**What is being asked**: Output the records exactly. Include every line.

═══ Input data

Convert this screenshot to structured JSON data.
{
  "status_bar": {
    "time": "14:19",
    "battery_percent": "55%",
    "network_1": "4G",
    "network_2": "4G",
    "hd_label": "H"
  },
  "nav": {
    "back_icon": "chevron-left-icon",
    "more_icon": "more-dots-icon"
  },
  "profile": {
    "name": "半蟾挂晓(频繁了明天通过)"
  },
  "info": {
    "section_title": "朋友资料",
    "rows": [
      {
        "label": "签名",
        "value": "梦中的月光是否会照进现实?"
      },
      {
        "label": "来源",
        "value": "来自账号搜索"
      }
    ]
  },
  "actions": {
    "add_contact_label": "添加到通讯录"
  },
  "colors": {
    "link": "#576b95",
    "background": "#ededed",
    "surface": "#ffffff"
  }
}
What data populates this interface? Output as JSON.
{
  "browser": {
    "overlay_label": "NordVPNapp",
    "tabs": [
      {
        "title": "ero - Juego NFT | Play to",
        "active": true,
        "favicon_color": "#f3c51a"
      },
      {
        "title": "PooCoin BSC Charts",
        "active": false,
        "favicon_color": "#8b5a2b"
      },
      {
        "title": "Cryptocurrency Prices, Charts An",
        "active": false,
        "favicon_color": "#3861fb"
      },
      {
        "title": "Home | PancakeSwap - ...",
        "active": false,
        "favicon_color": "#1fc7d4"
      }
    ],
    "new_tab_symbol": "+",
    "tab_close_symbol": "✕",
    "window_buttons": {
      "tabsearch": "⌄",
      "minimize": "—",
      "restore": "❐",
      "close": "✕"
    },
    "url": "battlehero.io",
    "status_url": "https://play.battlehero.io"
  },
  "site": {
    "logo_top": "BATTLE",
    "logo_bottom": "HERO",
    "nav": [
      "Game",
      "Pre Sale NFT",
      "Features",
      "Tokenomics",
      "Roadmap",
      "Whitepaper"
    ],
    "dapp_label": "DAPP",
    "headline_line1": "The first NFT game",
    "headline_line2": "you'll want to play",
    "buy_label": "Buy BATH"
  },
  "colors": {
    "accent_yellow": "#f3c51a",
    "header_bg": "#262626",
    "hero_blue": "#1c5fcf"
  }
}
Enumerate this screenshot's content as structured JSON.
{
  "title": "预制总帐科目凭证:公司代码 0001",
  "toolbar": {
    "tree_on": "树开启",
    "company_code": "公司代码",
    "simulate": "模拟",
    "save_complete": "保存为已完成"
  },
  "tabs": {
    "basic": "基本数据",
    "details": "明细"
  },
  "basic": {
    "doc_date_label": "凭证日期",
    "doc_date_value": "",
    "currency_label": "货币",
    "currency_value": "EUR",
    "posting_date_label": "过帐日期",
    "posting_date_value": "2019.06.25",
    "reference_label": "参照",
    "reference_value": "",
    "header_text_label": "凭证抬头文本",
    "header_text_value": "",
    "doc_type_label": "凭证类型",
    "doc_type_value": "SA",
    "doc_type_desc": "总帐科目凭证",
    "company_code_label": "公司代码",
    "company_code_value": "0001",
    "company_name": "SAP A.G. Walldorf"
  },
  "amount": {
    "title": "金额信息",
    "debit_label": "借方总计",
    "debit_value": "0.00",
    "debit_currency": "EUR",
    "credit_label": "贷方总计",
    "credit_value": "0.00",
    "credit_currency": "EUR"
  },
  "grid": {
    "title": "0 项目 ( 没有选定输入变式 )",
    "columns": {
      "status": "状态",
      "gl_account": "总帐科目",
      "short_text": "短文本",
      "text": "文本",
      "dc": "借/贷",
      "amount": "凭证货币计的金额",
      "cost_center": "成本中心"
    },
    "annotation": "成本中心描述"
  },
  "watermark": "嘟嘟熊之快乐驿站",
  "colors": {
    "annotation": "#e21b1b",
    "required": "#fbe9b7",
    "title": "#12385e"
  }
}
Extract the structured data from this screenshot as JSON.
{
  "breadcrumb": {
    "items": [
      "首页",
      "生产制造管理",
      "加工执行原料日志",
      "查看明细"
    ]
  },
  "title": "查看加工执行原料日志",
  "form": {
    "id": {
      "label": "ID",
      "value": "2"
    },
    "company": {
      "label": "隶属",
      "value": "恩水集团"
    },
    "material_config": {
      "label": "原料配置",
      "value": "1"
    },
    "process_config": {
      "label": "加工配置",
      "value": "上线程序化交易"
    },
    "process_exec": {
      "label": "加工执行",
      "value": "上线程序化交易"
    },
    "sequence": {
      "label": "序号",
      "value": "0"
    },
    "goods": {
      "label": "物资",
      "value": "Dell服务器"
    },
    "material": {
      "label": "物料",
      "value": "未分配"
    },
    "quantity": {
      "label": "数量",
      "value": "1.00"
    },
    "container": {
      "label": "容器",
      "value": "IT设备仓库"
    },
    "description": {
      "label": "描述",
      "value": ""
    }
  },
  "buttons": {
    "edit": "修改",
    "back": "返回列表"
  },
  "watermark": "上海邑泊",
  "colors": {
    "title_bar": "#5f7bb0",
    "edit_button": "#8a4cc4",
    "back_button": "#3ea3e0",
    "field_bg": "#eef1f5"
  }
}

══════

**Output of the task**:
Convert this screenshot to structured JSON data.
{
  "status_bar": {
    "time": "14:19",
    "battery_percent": "55%",
    "network_1": "4G",
    "network_2": "4G",
    "hd_label": "H"
  },
  "nav": {
    "back_icon": "chevron-left-icon",
    "more_icon": "more-dots-icon"
  },
  "profile": {
    "name": "半蟾挂晓(频繁了明天通过)"
  },
  "info": {
    "section_title": "朋友资料",
    "rows": [
      {
        "label": "签名",
        "value": "梦中的月光是否会照进现实?"
      },
      {
        "label": "来源",
        "value": "来自账号搜索"
      }
    ]
  },
  "actions": {
    "add_contact_label": "添加到通讯录"
  },
  "colors": {
    "link": "#576b95",
    "background": "#ededed",
    "surface": "#ffffff"
  }
}
What data populates this interface? Output as JSON.
{
  "browser": {
    "overlay_label": "NordVPNapp",
    "tabs": [
      {
        "title": "ero - Juego NFT | Play to",
        "active": true,
        "favicon_color": "#f3c51a"
      },
      {
        "title": "PooCoin BSC Charts",
        "active": false,
        "favicon_color": "#8b5a2b"
      },
      {
        "title": "Cryptocurrency Prices, Charts An",
        "active": false,
        "favicon_color": "#3861fb"
      },
      {
        "title": "Home | PancakeSwap - ...",
        "active": false,
        "favicon_color": "#1fc7d4"
      }
    ],
    "new_tab_symbol": "+",
    "tab_close_symbol": "✕",
    "window_buttons": {
      "tabsearch": "⌄",
      "minimize": "—",
      "restore": "❐",
      "close": "✕"
    },
    "url": "battlehero.io",
    "status_url": "https://play.battlehero.io"
  },
  "site": {
    "logo_top": "BATTLE",
    "logo_bottom": "HERO",
    "nav": [
      "Game",
      "Pre Sale NFT",
      "Features",
      "Tokenomics",
      "Roadmap",
      "Whitepaper"
    ],
    "dapp_label": "DAPP",
    "headline_line1": "The first NFT game",
    "headline_line2": "you'll want to play",
    "buy_label": "Buy BATH"
  },
  "colors": {
    "accent_yellow": "#f3c51a",
    "header_bg": "#262626",
    "hero_blue": "#1c5fcf"
  }
}
Enumerate this screenshot's content as structured JSON.
{
  "title": "预制总帐科目凭证:公司代码 0001",
  "toolbar": {
    "tree_on": "树开启",
    "company_code": "公司代码",
    "simulate": "模拟",
    "save_complete": "保存为已完成"
  },
  "tabs": {
    "basic": "基本数据",
    "details": "明细"
  },
  "basic": {
    "doc_date_label": "凭证日期",
    "doc_date_value": "",
    "currency_label": "货币",
    "currency_value": "EUR",
    "posting_date_label": "过帐日期",
    "posting_date_value": "2019.06.25",
    "reference_label": "参照",
    "reference_value": "",
    "header_text_label": "凭证抬头文本",
    "header_text_value": "",
    "doc_type_label": "凭证类型",
    "doc_type_value": "SA",
    "doc_type_desc": "总帐科目凭证",
    "company_code_label": "公司代码",
    "company_code_value": "0001",
    "company_name": "SAP A.G. Walldorf"
  },
  "amount": {
    "title": "金额信息",
    "debit_label": "借方总计",
    "debit_value": "0.00",
    "debit_currency": "EUR",
    "credit_label": "贷方总计",
    "credit_value": "0.00",
    "credit_currency": "EUR"
  },
  "grid": {
    "title": "0 项目 ( 没有选定输入变式 )",
    "columns": {
      "status": "状态",
      "gl_account": "总帐科目",
      "short_text": "短文本",
      "text": "文本",
      "dc": "借/贷",
      "amount": "凭证货币计的金额",
      "cost_center": "成本中心"
    },
    "annotation": "成本中心描述"
  },
  "watermark": "嘟嘟熊之快乐驿站",
  "colors": {
    "annotation": "#e21b1b",
    "required": "#fbe9b7",
    "title": "#12385e"
  }
}
Extract the structured data from this screenshot as JSON.
{
  "breadcrumb": {
    "items": [
      "首页",
      "生产制造管理",
      "加工执行原料日志",
      "查看明细"
    ]
  },
  "title": "查看加工执行原料日志",
  "form": {
    "id": {
      "label": "ID",
      "value": "2"
    },
    "company": {
      "label": "隶属",
      "value": "恩水集团"
    },
    "material_config": {
      "label": "原料配置",
      "value": "1"
    },
    "process_config": {
      "label": "加工配置",
      "value": "上线程序化交易"
    },
    "process_exec": {
      "label": "加工执行",
      "value": "上线程序化交易"
    },
    "sequence": {
      "label": "序号",
      "value": "0"
    },
    "goods": {
      "label": "物资",
      "value": "Dell服务器"
    },
    "material": {
      "label": "物料",
      "value": "未分配"
    },
    "quantity": {
      "label": "数量",
      "value": "1.00"
    },
    "container": {
      "label": "容器",
      "value": "IT设备仓库"
    },
    "description": {
      "label": "描述",
      "value": ""
    }
  },
  "buttons": {
    "edit": "修改",
    "back": "返回列表"
  },
  "watermark": "上海邑泊",
  "colors": {
    "title_bar": "#5f7bb0",
    "edit_button": "#8a4cc4",
    "back_button": "#3ea3e0",
    "field_bg": "#eef1f5"
  }
}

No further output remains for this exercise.